What the exercise asks:
Lines containing the word "Count" are the ones to copy from the records below.

Records supplied:
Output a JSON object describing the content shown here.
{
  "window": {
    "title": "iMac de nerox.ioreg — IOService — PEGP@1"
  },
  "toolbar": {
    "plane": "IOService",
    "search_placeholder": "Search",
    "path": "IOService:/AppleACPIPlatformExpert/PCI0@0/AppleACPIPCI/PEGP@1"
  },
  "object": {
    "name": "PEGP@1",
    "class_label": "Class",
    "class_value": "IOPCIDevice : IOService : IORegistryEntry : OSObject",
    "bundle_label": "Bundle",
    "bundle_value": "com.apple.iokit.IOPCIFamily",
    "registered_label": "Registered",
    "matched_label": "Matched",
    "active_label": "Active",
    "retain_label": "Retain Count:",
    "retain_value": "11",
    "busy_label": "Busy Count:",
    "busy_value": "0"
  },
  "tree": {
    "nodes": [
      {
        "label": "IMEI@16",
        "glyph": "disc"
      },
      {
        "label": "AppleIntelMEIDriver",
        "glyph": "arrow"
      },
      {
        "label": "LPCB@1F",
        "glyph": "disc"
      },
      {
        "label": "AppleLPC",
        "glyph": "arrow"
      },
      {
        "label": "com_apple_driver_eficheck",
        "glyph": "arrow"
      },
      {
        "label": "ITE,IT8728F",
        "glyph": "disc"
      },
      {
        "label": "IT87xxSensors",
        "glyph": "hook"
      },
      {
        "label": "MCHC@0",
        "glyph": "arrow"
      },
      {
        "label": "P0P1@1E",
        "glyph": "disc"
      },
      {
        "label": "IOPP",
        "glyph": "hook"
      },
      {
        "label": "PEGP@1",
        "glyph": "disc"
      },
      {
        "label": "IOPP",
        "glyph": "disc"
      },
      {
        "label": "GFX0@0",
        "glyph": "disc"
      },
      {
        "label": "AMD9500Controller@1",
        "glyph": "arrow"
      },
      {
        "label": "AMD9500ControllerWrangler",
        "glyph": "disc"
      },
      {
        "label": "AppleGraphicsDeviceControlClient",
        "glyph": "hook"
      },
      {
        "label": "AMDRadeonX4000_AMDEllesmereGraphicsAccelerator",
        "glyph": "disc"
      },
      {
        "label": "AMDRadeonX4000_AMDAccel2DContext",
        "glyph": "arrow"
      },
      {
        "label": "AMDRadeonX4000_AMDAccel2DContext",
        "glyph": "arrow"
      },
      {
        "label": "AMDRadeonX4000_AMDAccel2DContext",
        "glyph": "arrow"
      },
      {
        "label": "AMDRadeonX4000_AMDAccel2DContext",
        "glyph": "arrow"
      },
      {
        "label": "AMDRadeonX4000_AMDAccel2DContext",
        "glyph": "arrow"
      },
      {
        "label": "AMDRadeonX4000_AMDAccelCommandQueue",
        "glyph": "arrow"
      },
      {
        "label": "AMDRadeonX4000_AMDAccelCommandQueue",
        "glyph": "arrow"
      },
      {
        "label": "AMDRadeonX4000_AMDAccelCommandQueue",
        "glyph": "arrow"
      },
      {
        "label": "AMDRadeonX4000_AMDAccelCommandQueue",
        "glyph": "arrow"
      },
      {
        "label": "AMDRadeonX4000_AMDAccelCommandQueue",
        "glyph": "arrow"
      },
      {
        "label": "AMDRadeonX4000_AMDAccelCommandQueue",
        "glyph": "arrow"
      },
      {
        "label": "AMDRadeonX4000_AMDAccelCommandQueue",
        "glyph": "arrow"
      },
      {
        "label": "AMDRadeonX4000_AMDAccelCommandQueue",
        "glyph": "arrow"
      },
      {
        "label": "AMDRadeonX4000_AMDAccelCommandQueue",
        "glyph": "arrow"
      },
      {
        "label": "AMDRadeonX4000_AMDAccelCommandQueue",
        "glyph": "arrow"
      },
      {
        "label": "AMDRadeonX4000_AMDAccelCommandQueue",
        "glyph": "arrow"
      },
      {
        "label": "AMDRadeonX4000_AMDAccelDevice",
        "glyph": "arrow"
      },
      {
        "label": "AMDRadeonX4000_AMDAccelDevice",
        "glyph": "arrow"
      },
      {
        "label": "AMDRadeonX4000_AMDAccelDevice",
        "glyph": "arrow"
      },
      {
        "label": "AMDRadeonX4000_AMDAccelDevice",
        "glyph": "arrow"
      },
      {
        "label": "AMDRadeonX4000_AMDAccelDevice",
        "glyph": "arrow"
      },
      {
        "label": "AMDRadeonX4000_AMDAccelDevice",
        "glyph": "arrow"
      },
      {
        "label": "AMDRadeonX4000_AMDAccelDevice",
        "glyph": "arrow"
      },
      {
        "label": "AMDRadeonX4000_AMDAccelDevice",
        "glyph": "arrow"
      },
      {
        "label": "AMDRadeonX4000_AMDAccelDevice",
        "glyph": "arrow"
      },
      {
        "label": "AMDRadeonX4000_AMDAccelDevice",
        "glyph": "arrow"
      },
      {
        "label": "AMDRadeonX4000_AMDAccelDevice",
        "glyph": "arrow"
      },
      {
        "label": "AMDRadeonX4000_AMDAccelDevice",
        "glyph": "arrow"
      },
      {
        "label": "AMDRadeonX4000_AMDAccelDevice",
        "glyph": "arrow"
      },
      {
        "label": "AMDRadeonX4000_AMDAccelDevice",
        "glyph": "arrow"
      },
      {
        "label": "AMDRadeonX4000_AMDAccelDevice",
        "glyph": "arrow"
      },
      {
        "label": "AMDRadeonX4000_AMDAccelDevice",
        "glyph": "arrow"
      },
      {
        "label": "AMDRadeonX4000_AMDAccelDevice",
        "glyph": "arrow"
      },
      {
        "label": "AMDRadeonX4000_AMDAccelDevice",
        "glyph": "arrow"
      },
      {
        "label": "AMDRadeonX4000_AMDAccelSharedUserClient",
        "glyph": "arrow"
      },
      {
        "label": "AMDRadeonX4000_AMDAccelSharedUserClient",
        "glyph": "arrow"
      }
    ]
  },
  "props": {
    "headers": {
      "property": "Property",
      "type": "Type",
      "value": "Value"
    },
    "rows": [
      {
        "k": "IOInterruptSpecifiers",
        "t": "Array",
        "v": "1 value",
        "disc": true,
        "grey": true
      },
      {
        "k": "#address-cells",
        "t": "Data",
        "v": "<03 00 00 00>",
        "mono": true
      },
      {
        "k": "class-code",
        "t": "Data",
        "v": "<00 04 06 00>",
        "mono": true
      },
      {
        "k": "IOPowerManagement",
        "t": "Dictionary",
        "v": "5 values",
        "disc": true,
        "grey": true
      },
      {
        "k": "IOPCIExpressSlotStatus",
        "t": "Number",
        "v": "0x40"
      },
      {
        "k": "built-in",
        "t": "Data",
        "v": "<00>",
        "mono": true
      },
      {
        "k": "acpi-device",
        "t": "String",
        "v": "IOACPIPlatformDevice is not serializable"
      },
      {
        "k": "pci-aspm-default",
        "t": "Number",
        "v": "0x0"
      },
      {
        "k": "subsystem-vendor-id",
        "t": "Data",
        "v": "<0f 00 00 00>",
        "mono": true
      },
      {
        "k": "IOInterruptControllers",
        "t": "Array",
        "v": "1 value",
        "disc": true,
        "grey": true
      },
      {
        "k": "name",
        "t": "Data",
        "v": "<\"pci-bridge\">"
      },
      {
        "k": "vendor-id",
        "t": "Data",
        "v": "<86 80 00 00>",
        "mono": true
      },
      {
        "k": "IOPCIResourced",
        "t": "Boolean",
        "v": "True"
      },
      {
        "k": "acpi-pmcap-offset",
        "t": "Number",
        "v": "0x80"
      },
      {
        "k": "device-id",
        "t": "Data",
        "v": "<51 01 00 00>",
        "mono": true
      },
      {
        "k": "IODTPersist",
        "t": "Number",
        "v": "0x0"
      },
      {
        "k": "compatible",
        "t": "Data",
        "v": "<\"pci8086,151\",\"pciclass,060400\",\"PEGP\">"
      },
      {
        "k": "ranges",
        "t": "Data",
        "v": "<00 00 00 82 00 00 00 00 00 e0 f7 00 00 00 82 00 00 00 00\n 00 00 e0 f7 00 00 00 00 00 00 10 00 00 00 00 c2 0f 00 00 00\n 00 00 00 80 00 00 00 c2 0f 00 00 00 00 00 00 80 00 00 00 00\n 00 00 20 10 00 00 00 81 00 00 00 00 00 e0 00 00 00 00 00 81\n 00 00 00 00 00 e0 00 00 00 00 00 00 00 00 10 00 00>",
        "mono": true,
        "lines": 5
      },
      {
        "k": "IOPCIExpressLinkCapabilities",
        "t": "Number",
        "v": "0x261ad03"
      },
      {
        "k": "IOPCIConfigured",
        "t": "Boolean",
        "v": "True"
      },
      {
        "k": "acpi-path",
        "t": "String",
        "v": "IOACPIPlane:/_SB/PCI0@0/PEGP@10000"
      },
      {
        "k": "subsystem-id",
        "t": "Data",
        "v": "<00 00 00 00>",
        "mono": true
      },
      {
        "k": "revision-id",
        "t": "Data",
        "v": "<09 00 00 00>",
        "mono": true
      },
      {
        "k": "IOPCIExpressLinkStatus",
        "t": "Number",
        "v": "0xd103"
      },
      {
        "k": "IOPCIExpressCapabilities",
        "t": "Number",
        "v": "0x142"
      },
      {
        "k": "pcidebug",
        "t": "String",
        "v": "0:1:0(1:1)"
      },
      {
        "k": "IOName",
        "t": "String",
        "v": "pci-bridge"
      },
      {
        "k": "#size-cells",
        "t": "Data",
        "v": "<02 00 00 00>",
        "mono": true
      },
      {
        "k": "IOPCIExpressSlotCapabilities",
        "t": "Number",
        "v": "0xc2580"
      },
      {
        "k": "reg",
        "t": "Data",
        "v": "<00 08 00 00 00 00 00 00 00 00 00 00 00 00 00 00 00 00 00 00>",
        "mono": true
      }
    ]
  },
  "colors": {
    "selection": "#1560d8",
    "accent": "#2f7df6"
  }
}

Completed task:
    "retain_label": "Retain Count:",
    "busy_label": "Busy Count:",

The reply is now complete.